Published online by Cambridge University Press: 24 June 2020
This chapters surveys the place of human rights in African nationalist thought during the 1940s and 1950s. Responding to the shifts in recent human rights historiography, it seeks parity for voices that have been cast to the narrative periphery. Locating African nationalist icons, Kwame Nkrumah, Sekou Touré, and Julius Nyerere, within the debate, rather than accessories to it, the chapter finds an indissoluble connection between collective and individual liberty. Human rights were embedded in African nationalist discourse, but with a different inflection. Genealogies which select their evolutionary line derived from a particular Western variant of the discourse necessarily narrow the concept and its meaning, applying a selection test which is potentially more normative than it is historical.
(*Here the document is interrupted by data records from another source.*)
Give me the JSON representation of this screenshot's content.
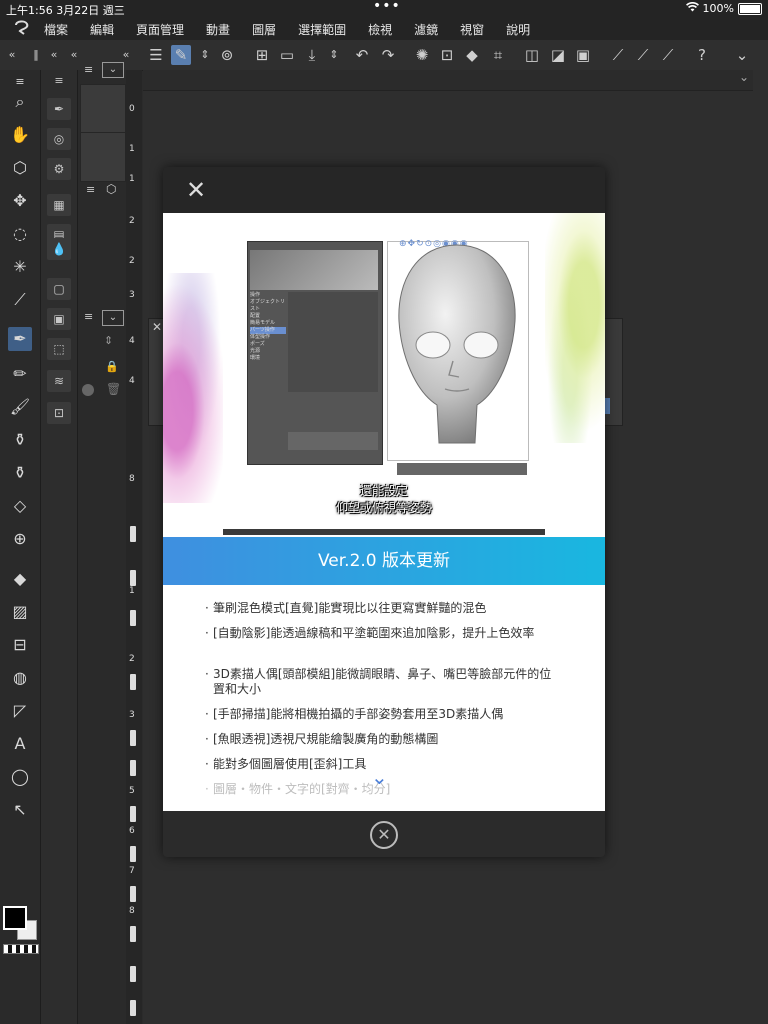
{
  "status_bar": {
    "time": "上午1:56  3月22日 週三",
    "wifi_icon": "wifi-icon",
    "battery": "100%"
  },
  "menu": {
    "items": [
      "檔案",
      "編輯",
      "頁面管理",
      "動畫",
      "圖層",
      "選擇範圍",
      "檢視",
      "濾鏡",
      "視窗",
      "說明"
    ]
  },
  "modal": {
    "hero": {
      "caption_line1": "還能設定",
      "caption_line2": "仰望或俯視等姿勢",
      "tree_items": [
        "操作",
        "オブジェクトリスト",
        "配置",
        "簡易モデル",
        "パーツ操作",
        "体型操作",
        "ポーズ",
        "光源",
        "環境"
      ]
    },
    "banner_title": "Ver.2.0 版本更新",
    "features": [
      "筆刷混色模式[直覺]能實現比以往更寫實鮮豔的混色",
      "[自動陰影]能透過線稿和平塗範圍來追加陰影，提升上色效率",
      "3D素描人偶[頭部模組]能微調眼睛、鼻子、嘴巴等臉部元件的位置和大小",
      "[手部掃描]能將相機拍攝的手部姿勢套用至3D素描人偶",
      "[魚眼透視]透視尺規能繪製廣角的動態構圖",
      "能對多個圖層使用[歪斜]工具",
      "圖層・物件・文字的[對齊・均分]"
    ]
  }
}
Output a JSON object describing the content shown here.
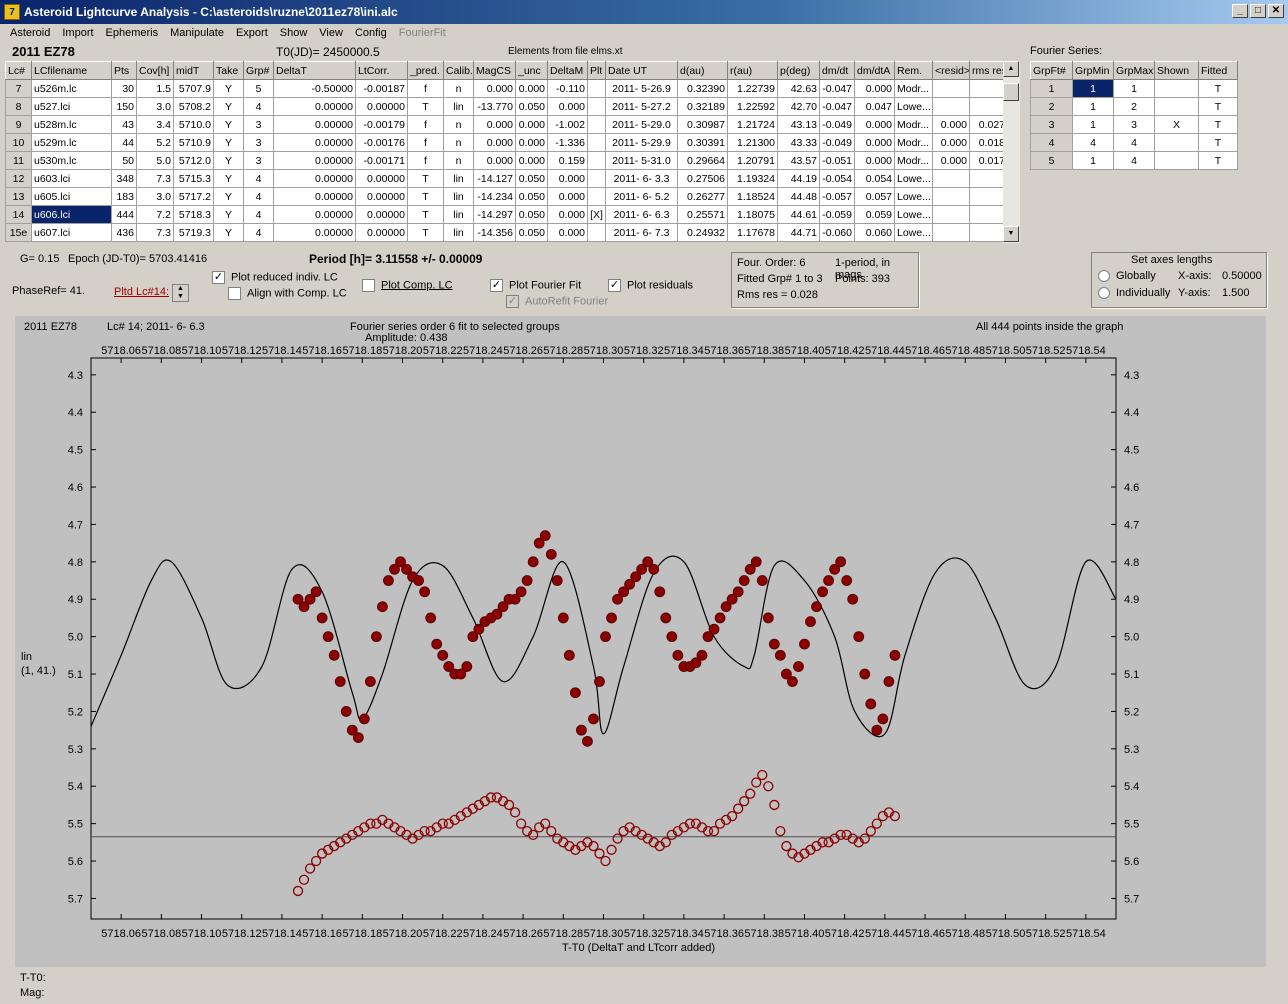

African invocations of human rights, which emerged in a setting of colonial hypocrisy and collective political marginalization, were less animated by individual protection from the state – their lodestar was securing a state to protect their rights.